Web page and app entries:
⟨
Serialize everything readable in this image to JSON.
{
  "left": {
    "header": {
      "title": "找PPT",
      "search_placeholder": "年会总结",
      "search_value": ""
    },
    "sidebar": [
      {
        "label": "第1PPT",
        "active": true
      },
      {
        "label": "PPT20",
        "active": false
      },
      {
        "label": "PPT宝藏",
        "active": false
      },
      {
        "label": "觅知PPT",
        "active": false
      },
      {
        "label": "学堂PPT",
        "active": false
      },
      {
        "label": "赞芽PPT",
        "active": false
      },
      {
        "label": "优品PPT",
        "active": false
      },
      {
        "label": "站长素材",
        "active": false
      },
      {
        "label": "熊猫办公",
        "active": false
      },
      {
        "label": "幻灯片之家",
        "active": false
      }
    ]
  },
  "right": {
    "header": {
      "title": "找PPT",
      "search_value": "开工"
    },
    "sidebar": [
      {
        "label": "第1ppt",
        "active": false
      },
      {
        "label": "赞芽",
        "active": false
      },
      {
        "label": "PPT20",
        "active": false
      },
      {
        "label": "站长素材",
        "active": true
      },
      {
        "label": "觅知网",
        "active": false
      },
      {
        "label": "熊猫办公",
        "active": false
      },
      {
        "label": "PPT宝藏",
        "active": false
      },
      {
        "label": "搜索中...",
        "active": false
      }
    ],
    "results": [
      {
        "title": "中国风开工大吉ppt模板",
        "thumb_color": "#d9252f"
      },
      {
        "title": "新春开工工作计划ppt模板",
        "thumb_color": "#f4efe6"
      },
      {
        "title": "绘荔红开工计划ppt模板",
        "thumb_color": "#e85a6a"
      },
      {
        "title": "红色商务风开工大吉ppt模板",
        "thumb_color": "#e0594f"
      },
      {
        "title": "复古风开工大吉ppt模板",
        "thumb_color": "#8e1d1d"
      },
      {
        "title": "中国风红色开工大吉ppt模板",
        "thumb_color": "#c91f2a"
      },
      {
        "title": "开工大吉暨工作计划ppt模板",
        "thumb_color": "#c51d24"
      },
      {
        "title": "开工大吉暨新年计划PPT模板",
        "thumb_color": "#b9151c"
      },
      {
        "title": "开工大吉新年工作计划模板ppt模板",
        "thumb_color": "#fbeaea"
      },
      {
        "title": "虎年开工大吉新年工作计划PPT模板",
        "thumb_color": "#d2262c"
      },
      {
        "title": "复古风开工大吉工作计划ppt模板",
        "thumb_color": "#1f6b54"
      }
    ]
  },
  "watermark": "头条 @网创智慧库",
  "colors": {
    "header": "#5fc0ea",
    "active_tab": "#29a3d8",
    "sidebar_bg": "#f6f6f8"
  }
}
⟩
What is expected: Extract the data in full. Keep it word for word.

Answer to the exercise:
Serialize everything readable in this image to JSON.
{
  "left": {
    "header": {
      "title": "找PPT",
      "search_placeholder": "年会总结",
      "search_value": ""
    },
    "sidebar": [
      {
        "label": "第1PPT",
        "active": true
      },
      {
        "label": "PPT20",
        "active": false
      },
      {
        "label": "PPT宝藏",
        "active": false
      },
      {
        "label": "觅知PPT",
        "active": false
      },
      {
        "label": "学堂PPT",
        "active": false
      },
      {
        "label": "赞芽PPT",
        "active": false
      },
      {
        "label": "优品PPT",
        "active": false
      },
      {
        "label": "站长素材",
        "active": false
      },
      {
        "label": "熊猫办公",
        "active": false
      },
      {
        "label": "幻灯片之家",
        "active": false
      }
    ]
  },
  "right": {
    "header": {
      "title": "找PPT",
      "search_value": "开工"
    },
    "sidebar": [
      {
        "label": "第1ppt",
        "active": false
      },
      {
        "label": "赞芽",
        "active": false
      },
      {
        "label": "PPT20",
        "active": false
      },
      {
        "label": "站长素材",
        "active": true
      },
      {
        "label": "觅知网",
        "active": false
      },
      {
        "label": "熊猫办公",
        "active": false
      },
      {
        "label": "PPT宝藏",
        "active": false
      },
      {
        "label": "搜索中...",
        "active": false
      }
    ],
    "results": [
      {
        "title": "中国风开工大吉ppt模板",
        "thumb_color": "#d9252f"
      },
      {
        "title": "新春开工工作计划ppt模板",
        "thumb_color": "#f4efe6"
      },
      {
        "title": "绘荔红开工计划ppt模板",
        "thumb_color": "#e85a6a"
      },
      {
        "title": "红色商务风开工大吉ppt模板",
        "thumb_color": "#e0594f"
      },
      {
        "title": "复古风开工大吉ppt模板",
        "thumb_color": "#8e1d1d"
      },
      {
        "title": "中国风红色开工大吉ppt模板",
        "thumb_color": "#c91f2a"
      },
      {
        "title": "开工大吉暨工作计划ppt模板",
        "thumb_color": "#c51d24"
      },
      {
        "title": "开工大吉暨新年计划PPT模板",
        "thumb_color": "#b9151c"
      },
      {
        "title": "开工大吉新年工作计划模板ppt模板",
        "thumb_color": "#fbeaea"
      },
      {
        "title": "虎年开工大吉新年工作计划PPT模板",
        "thumb_color": "#d2262c"
      },
      {
        "title": "复古风开工大吉工作计划ppt模板",
        "thumb_color": "#1f6b54"
      }
    ]
  },
  "watermark": "头条 @网创智慧库",
  "colors": {
    "header": "#5fc0ea",
    "active_tab": "#29a3d8",
    "sidebar_bg": "#f6f6f8"
  }
}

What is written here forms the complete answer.